Items from an interface collection:
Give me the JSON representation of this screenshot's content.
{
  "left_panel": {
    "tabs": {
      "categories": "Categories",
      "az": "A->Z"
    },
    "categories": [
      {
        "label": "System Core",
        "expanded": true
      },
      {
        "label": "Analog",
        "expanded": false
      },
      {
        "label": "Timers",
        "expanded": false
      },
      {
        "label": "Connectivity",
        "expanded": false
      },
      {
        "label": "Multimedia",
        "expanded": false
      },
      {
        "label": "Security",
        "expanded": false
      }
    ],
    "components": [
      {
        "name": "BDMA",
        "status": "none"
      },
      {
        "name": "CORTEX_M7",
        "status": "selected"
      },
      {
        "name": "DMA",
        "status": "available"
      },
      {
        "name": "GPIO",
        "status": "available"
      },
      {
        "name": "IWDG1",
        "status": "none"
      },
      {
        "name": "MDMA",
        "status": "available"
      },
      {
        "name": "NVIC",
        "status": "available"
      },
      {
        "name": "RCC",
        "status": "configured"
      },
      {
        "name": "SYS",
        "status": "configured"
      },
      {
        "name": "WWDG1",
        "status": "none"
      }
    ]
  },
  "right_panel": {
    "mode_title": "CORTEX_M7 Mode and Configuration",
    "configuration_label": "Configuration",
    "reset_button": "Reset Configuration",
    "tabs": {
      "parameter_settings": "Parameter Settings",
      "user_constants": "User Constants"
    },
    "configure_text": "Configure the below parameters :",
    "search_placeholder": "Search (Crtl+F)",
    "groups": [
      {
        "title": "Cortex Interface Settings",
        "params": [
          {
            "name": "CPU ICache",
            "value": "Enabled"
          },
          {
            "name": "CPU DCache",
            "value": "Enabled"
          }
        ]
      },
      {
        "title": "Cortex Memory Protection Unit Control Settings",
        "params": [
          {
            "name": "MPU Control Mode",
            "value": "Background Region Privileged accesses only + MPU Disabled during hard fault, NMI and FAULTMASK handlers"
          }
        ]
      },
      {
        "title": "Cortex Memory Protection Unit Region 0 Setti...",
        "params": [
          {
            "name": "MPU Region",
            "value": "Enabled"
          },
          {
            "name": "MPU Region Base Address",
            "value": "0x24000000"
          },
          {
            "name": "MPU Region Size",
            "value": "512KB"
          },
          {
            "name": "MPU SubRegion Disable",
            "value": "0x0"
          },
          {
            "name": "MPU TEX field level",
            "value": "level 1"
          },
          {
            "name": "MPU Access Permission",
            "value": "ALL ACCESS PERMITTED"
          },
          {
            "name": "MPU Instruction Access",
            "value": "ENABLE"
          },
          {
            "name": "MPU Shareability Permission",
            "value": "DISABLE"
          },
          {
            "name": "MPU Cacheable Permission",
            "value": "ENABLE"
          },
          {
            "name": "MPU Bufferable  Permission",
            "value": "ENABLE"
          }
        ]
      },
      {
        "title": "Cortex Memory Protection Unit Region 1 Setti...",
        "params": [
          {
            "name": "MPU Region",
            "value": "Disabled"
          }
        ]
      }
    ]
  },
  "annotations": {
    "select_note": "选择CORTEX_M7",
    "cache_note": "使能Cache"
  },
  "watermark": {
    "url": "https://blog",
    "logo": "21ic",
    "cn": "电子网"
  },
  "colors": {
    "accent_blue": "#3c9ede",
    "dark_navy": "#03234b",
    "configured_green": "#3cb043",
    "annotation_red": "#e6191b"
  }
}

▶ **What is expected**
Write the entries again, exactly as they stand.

▶ **Output of the task**
Give me the JSON representation of this screenshot's content.
{
  "left_panel": {
    "tabs": {
      "categories": "Categories",
      "az": "A->Z"
    },
    "categories": [
      {
        "label": "System Core",
        "expanded": true
      },
      {
        "label": "Analog",
        "expanded": false
      },
      {
        "label": "Timers",
        "expanded": false
      },
      {
        "label": "Connectivity",
        "expanded": false
      },
      {
        "label": "Multimedia",
        "expanded": false
      },
      {
        "label": "Security",
        "expanded": false
      }
    ],
    "components": [
      {
        "name": "BDMA",
        "status": "none"
      },
      {
        "name": "CORTEX_M7",
        "status": "selected"
      },
      {
        "name": "DMA",
        "status": "available"
      },
      {
        "name": "GPIO",
        "status": "available"
      },
      {
        "name": "IWDG1",
        "status": "none"
      },
      {
        "name": "MDMA",
        "status": "available"
      },
      {
        "name": "NVIC",
        "status": "available"
      },
      {
        "name": "RCC",
        "status": "configured"
      },
      {
        "name": "SYS",
        "status": "configured"
      },
      {
        "name": "WWDG1",
        "status": "none"
      }
    ]
  },
  "right_panel": {
    "mode_title": "CORTEX_M7 Mode and Configuration",
    "configuration_label": "Configuration",
    "reset_button": "Reset Configuration",
    "tabs": {
      "parameter_settings": "Parameter Settings",
      "user_constants": "User Constants"
    },
    "configure_text": "Configure the below parameters :",
    "search_placeholder": "Search (Crtl+F)",
    "groups": [
      {
        "title": "Cortex Interface Settings",
        "params": [
          {
            "name": "CPU ICache",
            "value": "Enabled"
          },
          {
            "name": "CPU DCache",
            "value": "Enabled"
          }
        ]
      },
      {
        "title": "Cortex Memory Protection Unit Control Settings",
        "params": [
          {
            "name": "MPU Control Mode",
            "value": "Background Region Privileged accesses only + MPU Disabled during hard fault, NMI and FAULTMASK handlers"
          }
        ]
      },
      {
        "title": "Cortex Memory Protection Unit Region 0 Setti...",
        "params": [
          {
            "name": "MPU Region",
            "value": "Enabled"
          },
          {
            "name": "MPU Region Base Address",
            "value": "0x24000000"
          },
          {
            "name": "MPU Region Size",
            "value": "512KB"
          },
          {
            "name": "MPU SubRegion Disable",
            "value": "0x0"
          },
          {
            "name": "MPU TEX field level",
            "value": "level 1"
          },
          {
            "name": "MPU Access Permission",
            "value": "ALL ACCESS PERMITTED"
          },
          {
            "name": "MPU Instruction Access",
            "value": "ENABLE"
          },
          {
            "name": "MPU Shareability Permission",
            "value": "DISABLE"
          },
          {
            "name": "MPU Cacheable Permission",
            "value": "ENABLE"
          },
          {
            "name": "MPU Bufferable  Permission",
            "value": "ENABLE"
          }
        ]
      },
      {
        "title": "Cortex Memory Protection Unit Region 1 Setti...",
        "params": [
          {
            "name": "MPU Region",
            "value": "Disabled"
          }
        ]
      }
    ]
  },
  "annotations": {
    "select_note": "选择CORTEX_M7",
    "cache_note": "使能Cache"
  },
  "watermark": {
    "url": "https://blog",
    "logo": "21ic",
    "cn": "电子网"
  },
  "colors": {
    "accent_blue": "#3c9ede",
    "dark_navy": "#03234b",
    "configured_green": "#3cb043",
    "annotation_red": "#e6191b"
  }
}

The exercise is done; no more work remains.